- WORK ORDER -
Report every line below that carries the word "icon".

Source data:
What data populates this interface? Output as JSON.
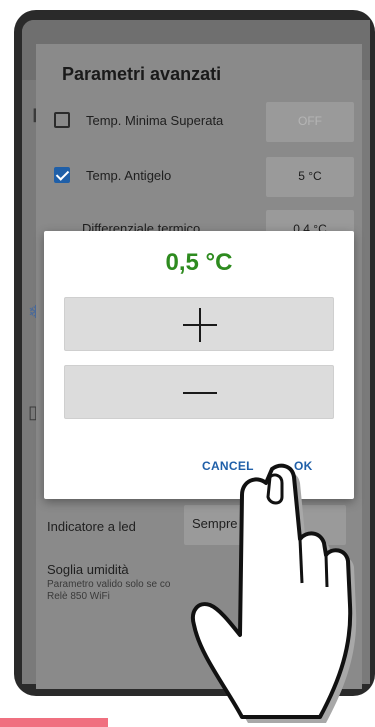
{
  "settings": {
    "title": "Parametri avanzati",
    "rows": [
      {
        "label": "Temp. Minima Superata",
        "checked": false,
        "value": "OFF"
      },
      {
        "label": "Temp. Antigelo",
        "checked": true,
        "value": "5 °C"
      },
      {
        "label": "Differenziale termico",
        "value": "0,4 °C"
      }
    ],
    "led": {
      "label": "Indicatore a led",
      "value": "Sempre"
    },
    "humidity": {
      "label": "Soglia umidità",
      "note_line1": "Parametro valido solo se co",
      "note_line2": "Relè 850 WiFi"
    }
  },
  "dialog": {
    "value": "0,5 °C",
    "cancel_label": "CANCEL",
    "ok_label": "OK"
  },
  "colors": {
    "accent": "#1f5fa8",
    "value_green": "#2e8b1f",
    "highlight_bar": "#f07080"
  }
}
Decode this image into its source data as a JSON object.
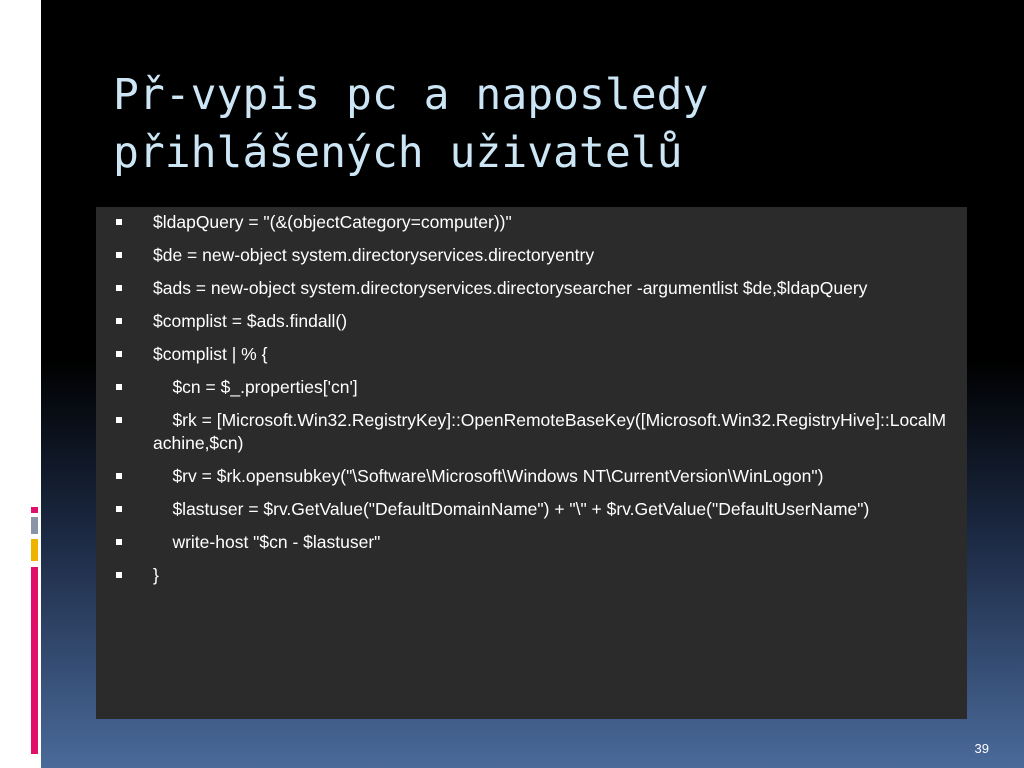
{
  "slide": {
    "title": "Př-vypis pc a naposledy\npřihlášených uživatelů",
    "page_number": "39",
    "colors": {
      "title": "#cce6f6",
      "content_background": "#2b2b2b",
      "accent_pink": "#e0106a",
      "accent_yellow": "#f0b400"
    }
  },
  "code_lines": [
    "$ldapQuery = \"(&(objectCategory=computer))\"",
    "$de = new-object system.directoryservices.directoryentry",
    "$ads = new-object system.directoryservices.directorysearcher -argumentlist $de,$ldapQuery",
    "$complist = $ads.findall()",
    "$complist | % {",
    "    $cn = $_.properties['cn']",
    "    $rk = [Microsoft.Win32.RegistryKey]::OpenRemoteBaseKey([Microsoft.Win32.RegistryHive]::LocalMachine,$cn)",
    "    $rv = $rk.opensubkey(\"\\Software\\Microsoft\\Windows NT\\CurrentVersion\\WinLogon\")",
    "    $lastuser = $rv.GetValue(\"DefaultDomainName\") + \"\\\" + $rv.GetValue(\"DefaultUserName\")",
    "    write-host \"$cn - $lastuser\"",
    "}"
  ]
}
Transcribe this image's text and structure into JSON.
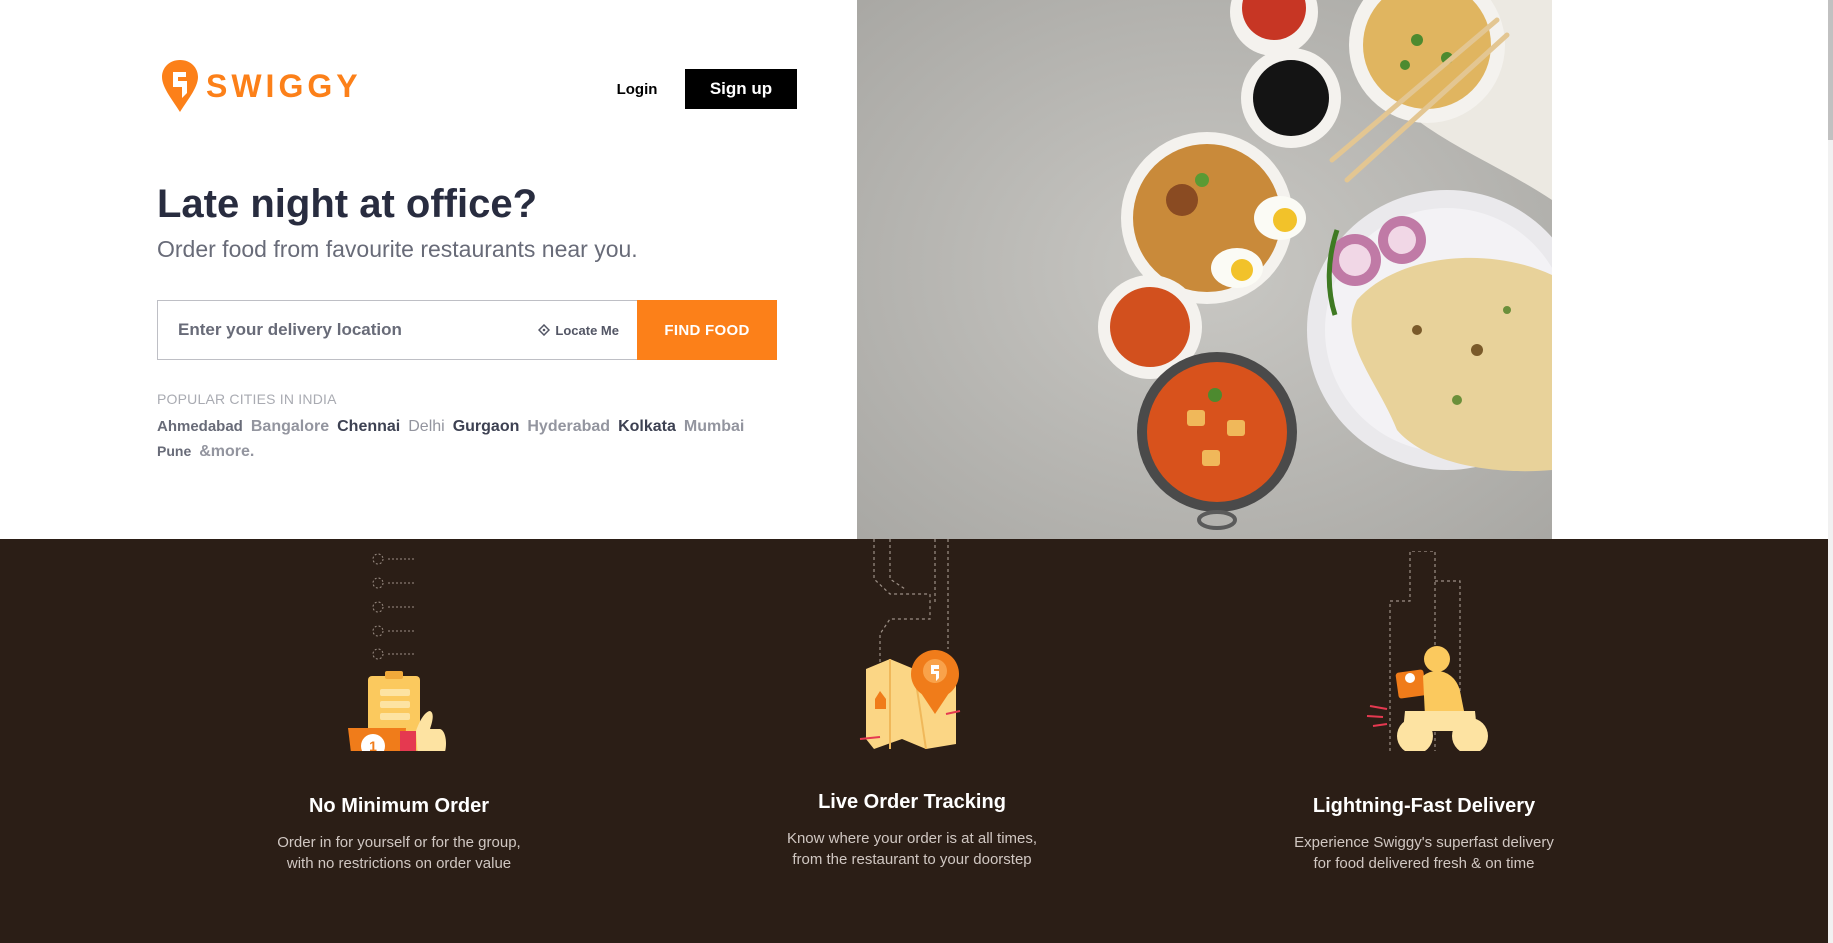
{
  "brand": {
    "name": "SWIGGY",
    "color": "#fc8019"
  },
  "nav": {
    "login": "Login",
    "signup": "Sign up"
  },
  "hero": {
    "headline": "Late night at office?",
    "subheadline": "Order food from favourite restaurants near you."
  },
  "search": {
    "placeholder": "Enter your delivery location",
    "locate_label": "Locate Me",
    "button_label": "FIND FOOD"
  },
  "popular": {
    "title": "POPULAR CITIES IN INDIA",
    "cities": [
      {
        "name": "Ahmedabad",
        "color": "#686b78"
      },
      {
        "name": "Bangalore",
        "color": "#93959f"
      },
      {
        "name": "Chennai",
        "color": "#3d4152"
      },
      {
        "name": "Delhi",
        "color": "#93959f"
      },
      {
        "name": "Gurgaon",
        "color": "#3d4152"
      },
      {
        "name": "Hyderabad",
        "color": "#93959f"
      },
      {
        "name": "Kolkata",
        "color": "#3d4152"
      },
      {
        "name": "Mumbai",
        "color": "#93959f"
      },
      {
        "name": "Pune",
        "color": "#686b78"
      },
      {
        "name": "&more.",
        "color": "#93959f"
      }
    ]
  },
  "features": [
    {
      "title": "No Minimum Order",
      "description": "Order in for yourself or for the group, with no restrictions on order value",
      "icon": "clipboard-thumbs-up-icon"
    },
    {
      "title": "Live Order Tracking",
      "description": "Know where your order is at all times, from the restaurant to your doorstep",
      "icon": "map-pin-icon"
    },
    {
      "title": "Lightning-Fast Delivery",
      "description": "Experience Swiggy's superfast delivery for food delivered fresh & on time",
      "icon": "delivery-scooter-icon"
    }
  ]
}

- ANSWER FOR THE TASK -
      "icon": "clipboard-thumbs-up-icon"
      "icon": "map-pin-icon"
      "icon": "delivery-scooter-icon"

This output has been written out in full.